Females are much better at camouflaging in this environment due to their duller coloration and the shape of their snouts. Their broad, laterally flattened form, along with the ridges on the edge, makes them bear a resemblance to broken branches. In a place and time that largely lacks greenery, this appearance allows them to seek out their hidden partners whilst avoiding any unwanted attention.  

In the rainforests, the roles get reversed, and males are the ones who search for their mates. Their more flamboyant coloration and long, tapering snouts make them resemble a growing leaf, stem, vine, or seed pod. This makes them better at blending in while moving through the lush, vibrant foliage in search of their secret sweethearts.  

If a female tried to do the same, she would be a lot more conspicuous. After all, a bare, broken branch with no organisms using it isn’t something normally found in the rainforest — especially severed ones that are moving around by themselves. 

In other words, both sexes take turns “hiding” or “seeking,” depending on the habitat and time of year, putting their lives and bloodlines at risk until they eventually find each other. 

To lower their chances of getting caught in the act, Madagascar leaf-nosed snakes wait till the cover of night for their romantic rendezvous. Likewise, the females wait until night to lay their eggs to protect their precious young from daytime predators. 

About the Author:

David Duarte Crespo is a college student in Animal Management, independent wildlife writer, amateur photographer and fellow reptile specialist.
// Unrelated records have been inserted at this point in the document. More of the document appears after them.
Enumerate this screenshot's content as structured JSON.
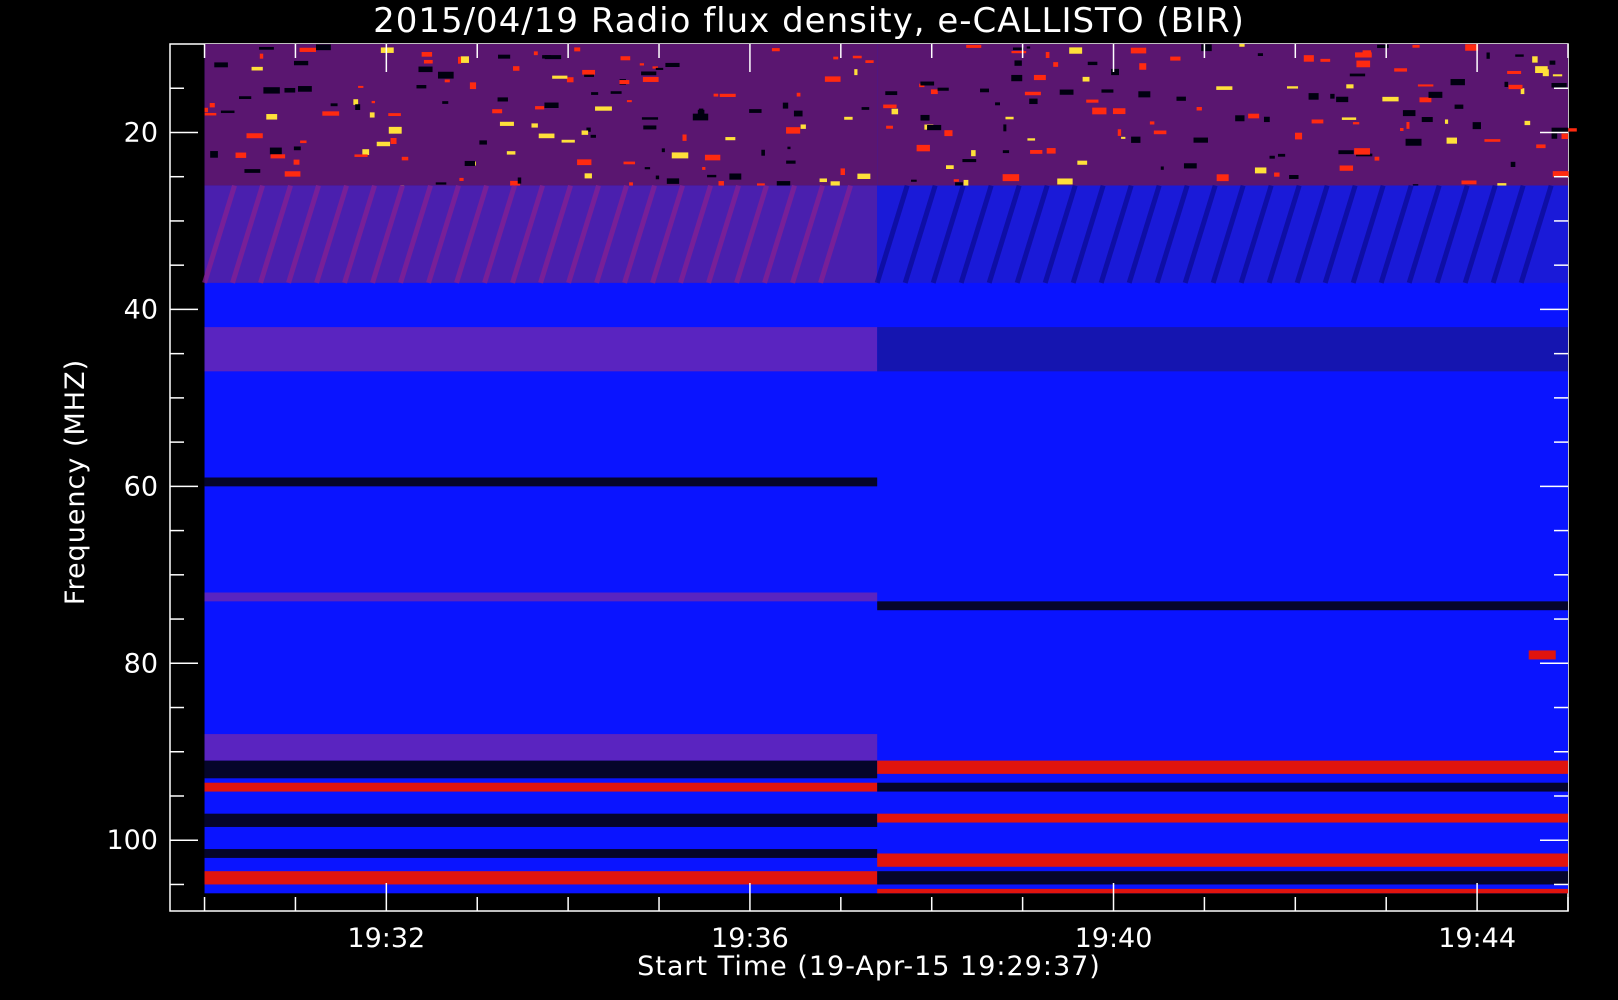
{
  "chart_data": {
    "type": "heatmap",
    "title": "2015/04/19  Radio flux density, e-CALLISTO (BIR)",
    "xlabel": "Start Time (19-Apr-15 19:29:37)",
    "ylabel": "Frequency (MHZ)",
    "x_ticks": [
      "19:32",
      "19:36",
      "19:40",
      "19:44"
    ],
    "x_tick_minutes": [
      32,
      36,
      40,
      44
    ],
    "y_ticks": [
      "20",
      "40",
      "60",
      "80",
      "100"
    ],
    "y_tick_values": [
      20,
      40,
      60,
      80,
      100
    ],
    "xlim_minutes": [
      29.62,
      45.0
    ],
    "data_x_range_minutes": [
      30.0,
      45.0
    ],
    "ylim": [
      10,
      108
    ],
    "y_inverted": true,
    "data_y_range": [
      10,
      106
    ],
    "instrument_change_minute": 37.4,
    "colormap": [
      "#000000",
      "#0000ff",
      "#ff0000",
      "#ffff00"
    ],
    "background_color": "#0a14ff",
    "bands": [
      {
        "segment": "before",
        "y_from": 10,
        "y_to": 26,
        "level": "bursty-red-yellow"
      },
      {
        "segment": "after",
        "y_from": 10,
        "y_to": 26,
        "level": "bursty-red-yellow"
      },
      {
        "segment": "before",
        "y_from": 26,
        "y_to": 37,
        "level": "diagonal-striations-red"
      },
      {
        "segment": "after",
        "y_from": 26,
        "y_to": 37,
        "level": "diagonal-striations-dark"
      },
      {
        "segment": "before",
        "y_from": 42,
        "y_to": 47,
        "level": "purple"
      },
      {
        "segment": "after",
        "y_from": 42,
        "y_to": 47,
        "level": "dark-blue"
      },
      {
        "segment": "before",
        "y_from": 59,
        "y_to": 60,
        "level": "dark"
      },
      {
        "segment": "before",
        "y_from": 72,
        "y_to": 73,
        "level": "purple"
      },
      {
        "segment": "after",
        "y_from": 73,
        "y_to": 74,
        "level": "dark"
      },
      {
        "segment": "before",
        "y_from": 88,
        "y_to": 91,
        "level": "purple"
      },
      {
        "segment": "before",
        "y_from": 91,
        "y_to": 93,
        "level": "dark"
      },
      {
        "segment": "before",
        "y_from": 93.5,
        "y_to": 94.5,
        "level": "red"
      },
      {
        "segment": "before",
        "y_from": 97,
        "y_to": 98.5,
        "level": "dark"
      },
      {
        "segment": "before",
        "y_from": 101,
        "y_to": 102,
        "level": "dark"
      },
      {
        "segment": "before",
        "y_from": 103.5,
        "y_to": 105,
        "level": "red"
      },
      {
        "segment": "after",
        "y_from": 91,
        "y_to": 92.5,
        "level": "red"
      },
      {
        "segment": "after",
        "y_from": 93.5,
        "y_to": 94.5,
        "level": "dark"
      },
      {
        "segment": "after",
        "y_from": 97,
        "y_to": 98,
        "level": "red"
      },
      {
        "segment": "after",
        "y_from": 101.5,
        "y_to": 103,
        "level": "red"
      },
      {
        "segment": "after",
        "y_from": 103.5,
        "y_to": 105,
        "level": "dark"
      },
      {
        "segment": "after",
        "y_from": 105.5,
        "y_to": 106,
        "level": "red"
      }
    ],
    "spot": {
      "x_minute": 44.7,
      "y": 79,
      "level": "red"
    }
  }
}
So far in his life, he’s had a few reptilian experiences, from sharing a nursery with tortoises to caring for a bearded dragon named Lola — all while growing up in Reading, Berkshire, UK.